▶ DIRECTIONS: Each entry is to be output as written, so that none is missing.

[[ PROVIDED DATA open ]]

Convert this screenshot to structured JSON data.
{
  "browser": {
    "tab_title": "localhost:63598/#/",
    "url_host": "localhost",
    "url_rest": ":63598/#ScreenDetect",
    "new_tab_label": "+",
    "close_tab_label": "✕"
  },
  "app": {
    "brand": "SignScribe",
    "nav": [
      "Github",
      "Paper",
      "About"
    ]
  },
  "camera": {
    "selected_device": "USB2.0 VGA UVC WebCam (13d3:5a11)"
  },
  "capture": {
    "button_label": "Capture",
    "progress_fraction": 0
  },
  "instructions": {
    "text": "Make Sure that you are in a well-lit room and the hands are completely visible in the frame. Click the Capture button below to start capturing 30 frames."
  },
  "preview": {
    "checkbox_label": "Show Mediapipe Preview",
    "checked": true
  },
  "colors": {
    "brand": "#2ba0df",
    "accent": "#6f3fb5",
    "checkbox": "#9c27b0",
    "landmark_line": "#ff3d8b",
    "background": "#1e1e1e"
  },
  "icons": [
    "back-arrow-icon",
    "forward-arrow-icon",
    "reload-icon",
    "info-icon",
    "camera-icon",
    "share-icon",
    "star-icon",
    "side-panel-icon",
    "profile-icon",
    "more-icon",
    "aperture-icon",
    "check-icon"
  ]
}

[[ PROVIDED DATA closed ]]

▶ ANSWER FOR THE TASK:
Convert this screenshot to structured JSON data.
{
  "browser": {
    "tab_title": "localhost:63598/#/",
    "url_host": "localhost",
    "url_rest": ":63598/#ScreenDetect",
    "new_tab_label": "+",
    "close_tab_label": "✕"
  },
  "app": {
    "brand": "SignScribe",
    "nav": [
      "Github",
      "Paper",
      "About"
    ]
  },
  "camera": {
    "selected_device": "USB2.0 VGA UVC WebCam (13d3:5a11)"
  },
  "capture": {
    "button_label": "Capture",
    "progress_fraction": 0
  },
  "instructions": {
    "text": "Make Sure that you are in a well-lit room and the hands are completely visible in the frame. Click the Capture button below to start capturing 30 frames."
  },
  "preview": {
    "checkbox_label": "Show Mediapipe Preview",
    "checked": true
  },
  "colors": {
    "brand": "#2ba0df",
    "accent": "#6f3fb5",
    "checkbox": "#9c27b0",
    "landmark_line": "#ff3d8b",
    "background": "#1e1e1e"
  },
  "icons": [
    "back-arrow-icon",
    "forward-arrow-icon",
    "reload-icon",
    "info-icon",
    "camera-icon",
    "share-icon",
    "star-icon",
    "side-panel-icon",
    "profile-icon",
    "more-icon",
    "aperture-icon",
    "check-icon"
  ]
}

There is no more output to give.